● **What needs to be done**: Please return all lines from the records below that include the string "一般討論區".

Data records for software interfaces

□ □ □ □ □

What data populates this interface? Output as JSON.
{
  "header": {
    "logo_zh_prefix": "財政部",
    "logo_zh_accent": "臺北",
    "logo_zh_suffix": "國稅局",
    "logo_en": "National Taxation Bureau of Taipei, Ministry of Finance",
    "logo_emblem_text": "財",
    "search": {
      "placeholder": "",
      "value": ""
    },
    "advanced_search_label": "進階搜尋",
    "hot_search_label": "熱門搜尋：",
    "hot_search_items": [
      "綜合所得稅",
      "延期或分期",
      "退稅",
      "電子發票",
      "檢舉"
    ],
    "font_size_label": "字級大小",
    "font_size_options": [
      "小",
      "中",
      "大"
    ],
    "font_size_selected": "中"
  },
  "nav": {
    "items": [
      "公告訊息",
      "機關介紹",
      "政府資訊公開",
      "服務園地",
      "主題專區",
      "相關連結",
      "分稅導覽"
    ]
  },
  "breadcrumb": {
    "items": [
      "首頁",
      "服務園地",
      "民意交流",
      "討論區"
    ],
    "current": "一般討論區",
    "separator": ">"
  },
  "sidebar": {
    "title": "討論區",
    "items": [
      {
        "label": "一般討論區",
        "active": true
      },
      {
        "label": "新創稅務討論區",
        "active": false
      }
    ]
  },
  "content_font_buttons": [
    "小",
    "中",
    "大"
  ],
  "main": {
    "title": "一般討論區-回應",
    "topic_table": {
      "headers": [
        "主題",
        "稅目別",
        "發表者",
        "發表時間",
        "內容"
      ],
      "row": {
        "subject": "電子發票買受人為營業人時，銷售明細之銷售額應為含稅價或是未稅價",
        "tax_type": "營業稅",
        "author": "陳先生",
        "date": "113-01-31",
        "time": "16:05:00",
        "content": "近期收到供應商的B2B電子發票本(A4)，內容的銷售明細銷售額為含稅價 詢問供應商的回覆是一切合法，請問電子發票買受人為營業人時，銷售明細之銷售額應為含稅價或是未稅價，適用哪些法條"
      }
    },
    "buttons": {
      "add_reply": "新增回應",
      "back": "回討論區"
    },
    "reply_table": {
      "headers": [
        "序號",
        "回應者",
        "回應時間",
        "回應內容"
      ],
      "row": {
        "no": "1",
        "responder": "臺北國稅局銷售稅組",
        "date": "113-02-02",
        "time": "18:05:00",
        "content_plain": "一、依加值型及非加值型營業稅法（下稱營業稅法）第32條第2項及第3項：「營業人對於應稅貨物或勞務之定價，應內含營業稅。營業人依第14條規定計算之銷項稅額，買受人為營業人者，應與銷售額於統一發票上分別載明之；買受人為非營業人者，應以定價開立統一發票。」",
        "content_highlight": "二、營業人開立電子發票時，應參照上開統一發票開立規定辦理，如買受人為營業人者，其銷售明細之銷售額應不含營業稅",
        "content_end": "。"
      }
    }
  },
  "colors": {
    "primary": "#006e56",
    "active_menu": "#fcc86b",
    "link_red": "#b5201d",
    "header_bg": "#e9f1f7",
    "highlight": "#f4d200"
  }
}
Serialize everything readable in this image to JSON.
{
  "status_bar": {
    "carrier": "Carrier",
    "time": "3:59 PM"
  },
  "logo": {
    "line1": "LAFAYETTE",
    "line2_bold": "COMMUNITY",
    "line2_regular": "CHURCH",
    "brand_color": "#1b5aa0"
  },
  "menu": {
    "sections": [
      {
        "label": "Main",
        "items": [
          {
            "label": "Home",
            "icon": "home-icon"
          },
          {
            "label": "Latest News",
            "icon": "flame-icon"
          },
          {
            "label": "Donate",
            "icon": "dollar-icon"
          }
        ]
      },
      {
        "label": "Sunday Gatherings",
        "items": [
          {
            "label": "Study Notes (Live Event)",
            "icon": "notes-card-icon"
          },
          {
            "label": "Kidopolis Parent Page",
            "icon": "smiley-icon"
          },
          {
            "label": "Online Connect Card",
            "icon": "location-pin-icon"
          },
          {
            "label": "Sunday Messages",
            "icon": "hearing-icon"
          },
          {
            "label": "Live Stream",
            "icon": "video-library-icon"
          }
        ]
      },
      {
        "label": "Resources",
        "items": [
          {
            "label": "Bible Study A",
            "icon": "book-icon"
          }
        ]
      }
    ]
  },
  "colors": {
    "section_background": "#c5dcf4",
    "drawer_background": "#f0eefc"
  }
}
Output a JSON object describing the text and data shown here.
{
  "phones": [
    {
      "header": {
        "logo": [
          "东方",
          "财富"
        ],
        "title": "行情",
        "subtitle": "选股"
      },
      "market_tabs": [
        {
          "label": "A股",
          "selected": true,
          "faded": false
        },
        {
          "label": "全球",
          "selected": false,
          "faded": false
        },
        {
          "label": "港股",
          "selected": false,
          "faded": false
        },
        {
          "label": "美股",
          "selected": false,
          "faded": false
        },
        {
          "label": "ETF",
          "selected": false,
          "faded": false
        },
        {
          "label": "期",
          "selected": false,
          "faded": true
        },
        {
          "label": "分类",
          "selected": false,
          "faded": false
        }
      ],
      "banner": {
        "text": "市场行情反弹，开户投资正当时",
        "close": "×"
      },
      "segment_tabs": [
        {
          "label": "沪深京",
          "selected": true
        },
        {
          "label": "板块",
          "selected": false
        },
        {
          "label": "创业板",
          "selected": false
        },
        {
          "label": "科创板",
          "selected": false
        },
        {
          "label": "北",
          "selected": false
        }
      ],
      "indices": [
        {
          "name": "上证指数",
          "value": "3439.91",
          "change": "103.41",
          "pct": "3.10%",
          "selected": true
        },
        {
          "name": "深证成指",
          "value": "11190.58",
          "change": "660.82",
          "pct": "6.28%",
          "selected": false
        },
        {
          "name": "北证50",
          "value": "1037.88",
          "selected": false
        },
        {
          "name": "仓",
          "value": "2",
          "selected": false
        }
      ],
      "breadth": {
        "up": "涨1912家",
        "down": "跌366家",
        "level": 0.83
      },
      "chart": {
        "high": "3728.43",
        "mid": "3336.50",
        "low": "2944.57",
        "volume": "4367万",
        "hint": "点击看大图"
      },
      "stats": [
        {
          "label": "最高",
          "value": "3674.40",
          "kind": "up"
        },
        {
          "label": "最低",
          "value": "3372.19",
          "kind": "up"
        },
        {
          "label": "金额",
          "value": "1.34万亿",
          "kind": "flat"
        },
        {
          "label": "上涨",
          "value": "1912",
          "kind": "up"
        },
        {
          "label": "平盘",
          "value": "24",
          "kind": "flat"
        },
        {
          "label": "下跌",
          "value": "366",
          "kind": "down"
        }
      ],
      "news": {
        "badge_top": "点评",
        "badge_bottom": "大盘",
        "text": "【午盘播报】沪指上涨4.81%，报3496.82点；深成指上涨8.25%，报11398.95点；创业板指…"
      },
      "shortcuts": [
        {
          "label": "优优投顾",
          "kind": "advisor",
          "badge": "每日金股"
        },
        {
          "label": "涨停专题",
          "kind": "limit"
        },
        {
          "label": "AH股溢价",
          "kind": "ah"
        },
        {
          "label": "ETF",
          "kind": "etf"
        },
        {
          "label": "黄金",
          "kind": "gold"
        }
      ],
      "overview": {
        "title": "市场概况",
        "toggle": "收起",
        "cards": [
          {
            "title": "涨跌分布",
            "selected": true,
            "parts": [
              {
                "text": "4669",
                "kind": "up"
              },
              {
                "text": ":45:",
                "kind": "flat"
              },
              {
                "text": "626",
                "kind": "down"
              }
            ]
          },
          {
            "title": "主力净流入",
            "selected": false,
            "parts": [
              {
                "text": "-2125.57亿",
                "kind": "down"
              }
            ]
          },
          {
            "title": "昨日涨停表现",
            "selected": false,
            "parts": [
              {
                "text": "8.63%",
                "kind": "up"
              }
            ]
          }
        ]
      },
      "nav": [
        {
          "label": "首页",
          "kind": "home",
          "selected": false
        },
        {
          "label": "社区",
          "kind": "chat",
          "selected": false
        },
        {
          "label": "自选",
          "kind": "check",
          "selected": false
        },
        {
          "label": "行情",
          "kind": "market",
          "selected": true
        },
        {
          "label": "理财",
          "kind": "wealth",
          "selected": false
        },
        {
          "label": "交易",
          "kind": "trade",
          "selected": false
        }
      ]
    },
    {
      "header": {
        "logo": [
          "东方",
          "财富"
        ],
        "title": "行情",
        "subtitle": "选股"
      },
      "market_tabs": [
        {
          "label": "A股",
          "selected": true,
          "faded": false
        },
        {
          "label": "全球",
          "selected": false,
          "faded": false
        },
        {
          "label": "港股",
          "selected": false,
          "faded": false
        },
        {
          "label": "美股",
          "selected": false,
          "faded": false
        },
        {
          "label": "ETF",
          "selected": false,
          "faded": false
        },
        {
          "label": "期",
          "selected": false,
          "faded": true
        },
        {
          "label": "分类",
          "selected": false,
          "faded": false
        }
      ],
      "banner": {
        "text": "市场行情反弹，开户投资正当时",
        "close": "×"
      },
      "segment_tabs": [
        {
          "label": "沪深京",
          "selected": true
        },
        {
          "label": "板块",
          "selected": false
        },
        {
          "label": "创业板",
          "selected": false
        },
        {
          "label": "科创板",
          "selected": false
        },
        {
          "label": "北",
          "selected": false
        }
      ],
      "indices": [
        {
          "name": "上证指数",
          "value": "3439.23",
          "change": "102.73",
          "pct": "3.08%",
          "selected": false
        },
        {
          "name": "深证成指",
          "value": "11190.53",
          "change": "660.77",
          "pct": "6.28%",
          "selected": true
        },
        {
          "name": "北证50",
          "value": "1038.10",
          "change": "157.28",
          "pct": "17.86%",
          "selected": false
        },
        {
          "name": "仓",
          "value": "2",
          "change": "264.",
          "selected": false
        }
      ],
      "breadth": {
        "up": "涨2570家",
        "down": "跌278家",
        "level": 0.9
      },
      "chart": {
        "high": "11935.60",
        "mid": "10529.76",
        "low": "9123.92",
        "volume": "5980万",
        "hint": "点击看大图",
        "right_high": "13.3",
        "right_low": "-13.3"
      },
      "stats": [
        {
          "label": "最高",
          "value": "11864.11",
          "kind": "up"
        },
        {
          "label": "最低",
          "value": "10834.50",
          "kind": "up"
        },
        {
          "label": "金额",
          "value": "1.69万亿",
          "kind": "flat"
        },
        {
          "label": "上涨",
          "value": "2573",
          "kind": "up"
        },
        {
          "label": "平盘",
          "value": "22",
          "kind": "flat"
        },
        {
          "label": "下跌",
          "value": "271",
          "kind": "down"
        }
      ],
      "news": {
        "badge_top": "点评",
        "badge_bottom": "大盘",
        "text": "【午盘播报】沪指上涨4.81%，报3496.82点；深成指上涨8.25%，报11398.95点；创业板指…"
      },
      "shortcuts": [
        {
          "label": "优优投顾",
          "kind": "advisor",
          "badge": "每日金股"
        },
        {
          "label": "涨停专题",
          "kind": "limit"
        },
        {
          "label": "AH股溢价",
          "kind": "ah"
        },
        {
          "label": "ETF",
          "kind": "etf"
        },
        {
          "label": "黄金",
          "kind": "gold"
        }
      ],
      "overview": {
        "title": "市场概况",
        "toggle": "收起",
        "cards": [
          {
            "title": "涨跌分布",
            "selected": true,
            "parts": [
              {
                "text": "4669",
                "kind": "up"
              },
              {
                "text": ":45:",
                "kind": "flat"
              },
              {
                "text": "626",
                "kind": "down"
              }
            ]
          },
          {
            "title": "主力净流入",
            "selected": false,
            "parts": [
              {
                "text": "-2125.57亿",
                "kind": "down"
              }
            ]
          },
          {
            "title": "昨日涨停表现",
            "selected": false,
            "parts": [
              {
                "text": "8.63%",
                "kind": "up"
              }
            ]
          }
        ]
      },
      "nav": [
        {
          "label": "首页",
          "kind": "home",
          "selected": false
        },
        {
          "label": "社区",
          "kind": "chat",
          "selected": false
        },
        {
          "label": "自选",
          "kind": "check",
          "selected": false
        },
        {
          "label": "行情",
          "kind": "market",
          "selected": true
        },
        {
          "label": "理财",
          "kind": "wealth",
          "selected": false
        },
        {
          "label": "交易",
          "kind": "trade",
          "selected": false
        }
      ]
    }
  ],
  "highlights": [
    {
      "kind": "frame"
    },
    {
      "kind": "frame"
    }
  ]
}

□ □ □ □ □

● **Expected answer**:
    "current": "一般討論區",
        "label": "一般討論區",
    "title": "一般討論區-回應",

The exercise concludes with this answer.